As jubilant students around the world swap Zoom lessons for classrooms, millions of children in the Philippines are staying home for the second year in a row, stoking concerns over the worsening education crisis in the country.
The country’s president, Rodrigo Duterte, justified the closure of primary and secondary schools, arguing that students and their families must be protected against the coronavirus. The pandemic has increased in recent months as the country grapples with the Delta variant. The Philippines has one of the lowest vaccination rates in Asia, with just 16 percent of its population fully vaccinated.
“I can’t bet on the health of children,” Duterte said in June.
The education ministry has put aside plans to reopen nearly 2,000 schools, causing backlash among parents and students in a sprawling country with endemic poverty. Many people, especially in remote and rural areas, do not have access to a computer or the Internet at home.
Maritess Talic, 46, a mother of two, said she feared her children had barely learned anything in the past year. Ms Talic, who works part-time as a housekeeper, said that she and her husband, a construction worker, had raised around 5,000 pesos, or about $ 100, to buy a second-hand computer tablet to share with children aged 7 and 9. But the family – who live in Imus, a working-class suburb south of Manila, the capital – do not have dedicated internet access at home.
She said prepaid internet cards were constantly depleted, sometimes in the midst of her children’s online classes. She said she struggled to teach them science and math with her limited education.
“It’s very difficult,” she said, adding that children find it difficult to share a device. “Sometimes we can’t even find enough money to pay our electricity bill, and now we also have to look for extra money to pay for internet cards.
“The point is, I don’t think they’re learning at all,” she added. “The Internet connection is sometimes too slow. “

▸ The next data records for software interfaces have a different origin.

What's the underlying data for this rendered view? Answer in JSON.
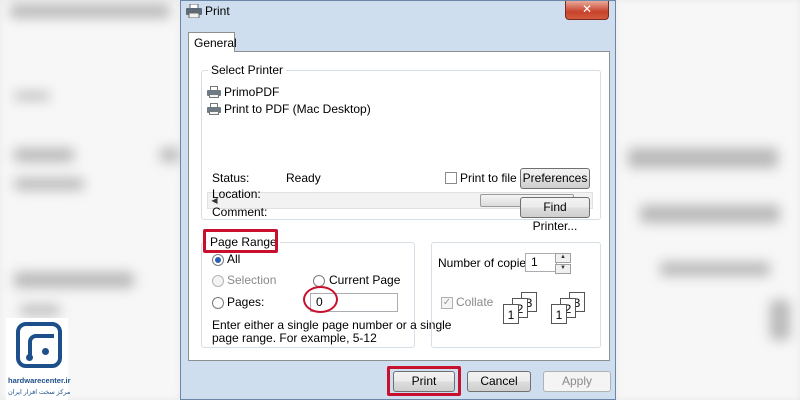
{
  "window": {
    "title": "Print",
    "close_glyph": "✕",
    "tab_label": "General"
  },
  "select_printer": {
    "label": "Select Printer",
    "printers": [
      "PrimoPDF",
      "Print to PDF (Mac Desktop)"
    ],
    "scroll_thumb_glyph": "III",
    "scroll_left_glyph": "◀",
    "scroll_right_glyph": "▶"
  },
  "status": {
    "status_label": "Status:",
    "status_value": "Ready",
    "location_label": "Location:",
    "comment_label": "Comment:",
    "print_to_file_label": "Print to file",
    "preferences_button": "Preferences",
    "find_printer_button": "Find Printer..."
  },
  "page_range": {
    "label": "Page Range",
    "all_label": "All",
    "selection_label": "Selection",
    "current_page_label": "Current Page",
    "pages_label": "Pages:",
    "pages_value": "0",
    "help_text_line1": "Enter either a single page number or a single",
    "help_text_line2": "page range.  For example, 5-12"
  },
  "copies": {
    "label": "Number of copies:",
    "value": "1",
    "collate_label": "Collate",
    "collate_checked": true,
    "sheet_numbers": [
      "1",
      "2",
      "3"
    ]
  },
  "buttons": {
    "print": "Print",
    "cancel": "Cancel",
    "apply": "Apply"
  },
  "logo": {
    "site": "hardwarecenter.ir",
    "tagline": "مرکز سخت افزار ایران"
  },
  "colors": {
    "annotation": "#c8102e",
    "dialog_frame": "#cfdeef",
    "logo_blue": "#1d4f8a"
  },
  "icons": {
    "title": "printer-icon",
    "close": "close-icon",
    "printer_items": "printer-icon",
    "spinner": "spinner-arrows-icon"
  }
}
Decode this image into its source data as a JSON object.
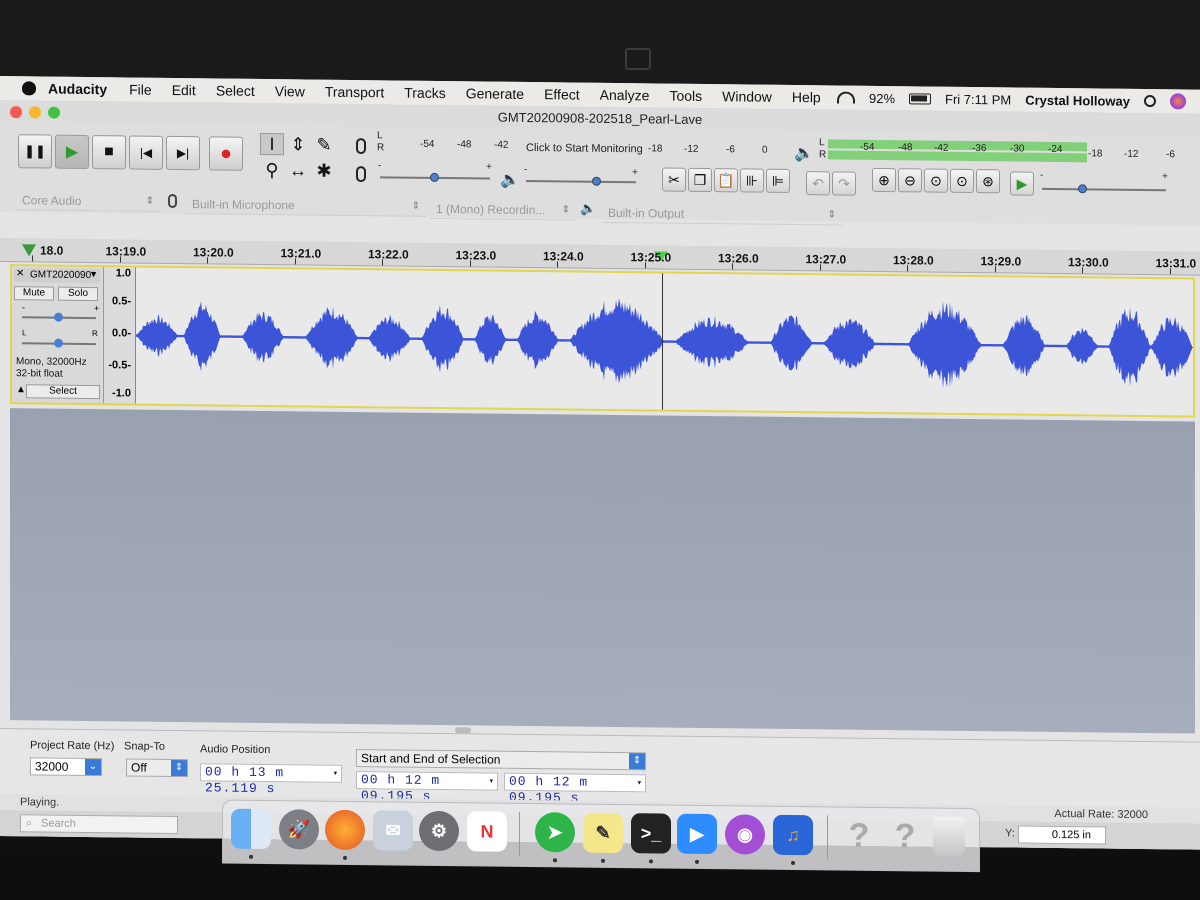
{
  "menubar": {
    "app_name": "Audacity",
    "items": [
      "File",
      "Edit",
      "Select",
      "View",
      "Transport",
      "Tracks",
      "Generate",
      "Effect",
      "Analyze",
      "Tools",
      "Window",
      "Help"
    ],
    "battery": "92%",
    "clock": "Fri 7:11 PM",
    "user": "Crystal Holloway"
  },
  "window": {
    "title": "GMT20200908-202518_Pearl-Lave"
  },
  "transport": {
    "pause": "❚❚",
    "play": "▶",
    "stop": "■",
    "skip_start": "|◀",
    "skip_end": "▶|",
    "record": "●"
  },
  "tools": {
    "select": "I",
    "envelope": "⇕",
    "draw": "✎",
    "zoom": "⚲",
    "timeshift": "↔",
    "multi": "✱"
  },
  "recording_meter": {
    "scale": [
      "-54",
      "-48",
      "-42",
      "-18",
      "-12",
      "-6",
      "0"
    ],
    "monitor_text": "Click to Start Monitoring",
    "channels": [
      "L",
      "R"
    ]
  },
  "playback_meter": {
    "scale": [
      "-54",
      "-48",
      "-42",
      "-36",
      "-30",
      "-24",
      "-18",
      "-12",
      "-6"
    ],
    "channels": [
      "L",
      "R"
    ],
    "level_fraction": 0.72
  },
  "mixer": {
    "minus": "-",
    "plus": "+"
  },
  "devices": {
    "host": "Core Audio",
    "recording_device": "Built-in Microphone",
    "channels": "1 (Mono) Recordin...",
    "playback_device": "Built-in Output"
  },
  "ruler": {
    "labels": [
      "18.0",
      "13:19.0",
      "13:20.0",
      "13:21.0",
      "13:22.0",
      "13:23.0",
      "13:24.0",
      "13:25.0",
      "13:26.0",
      "13:27.0",
      "13:28.0",
      "13:29.0",
      "13:30.0",
      "13:31.0"
    ]
  },
  "track": {
    "name": "GMT2020090",
    "mute": "Mute",
    "solo": "Solo",
    "gain_minus": "-",
    "gain_plus": "+",
    "pan_left": "L",
    "pan_right": "R",
    "info_line1": "Mono, 32000Hz",
    "info_line2": "32-bit float",
    "select": "Select",
    "scale": [
      "1.0",
      "0.5-",
      "0.0-",
      "-0.5-",
      "-1.0"
    ],
    "wave_color": "#3c55d8"
  },
  "selection_toolbar": {
    "project_rate_label": "Project Rate (Hz)",
    "project_rate_value": "32000",
    "snap_label": "Snap-To",
    "snap_value": "Off",
    "audio_position_label": "Audio Position",
    "audio_position": "00 h 13 m 25.119 s",
    "selection_mode": "Start and End of Selection",
    "selection_start": "00 h 12 m 09.195 s",
    "selection_end": "00 h 12 m 09.195 s"
  },
  "status": {
    "text": "Playing.",
    "actual_rate": "Actual Rate: 32000"
  },
  "background_window": {
    "search_placeholder": "Search",
    "y_label": "Y:",
    "y_value": "0.125 in"
  },
  "dock": {
    "icons": [
      "finder-icon",
      "launchpad-icon",
      "firefox-icon",
      "mail-icon",
      "system-preferences-icon",
      "news-icon",
      "telegram-icon",
      "notes-icon",
      "terminal-icon",
      "zoom-icon",
      "podcasts-icon",
      "audacity-icon",
      "help-icon",
      "help-icon",
      "trash-icon"
    ],
    "help_glyph": "?"
  }
}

Even before the pandemic, the Philippines faced an education crisis, with overcrowded classrooms, shoddy public school infrastructure and desperately low salaries for teachers, creating a teacher shortage.
The crisis in the Philippines comes as countries around the world, including the United States, grapple with one of the worst disruptions to public education in modern history.
UNICEF, the United Nations children’s agency, said in an August study that the Philippines was among a handful of countries that had not started face-to-face classes since the start of the pandemic. , violating the right of over 27 million students to have access to classroom instruction.
School closures have had negative consequences for students, said Oyunsaikhan Dendevnorov, UNICEF representative in the Philippines. The students fell behind and reported mental distress. He also cited an increased risk of dropping out of school, child labor and child marriage.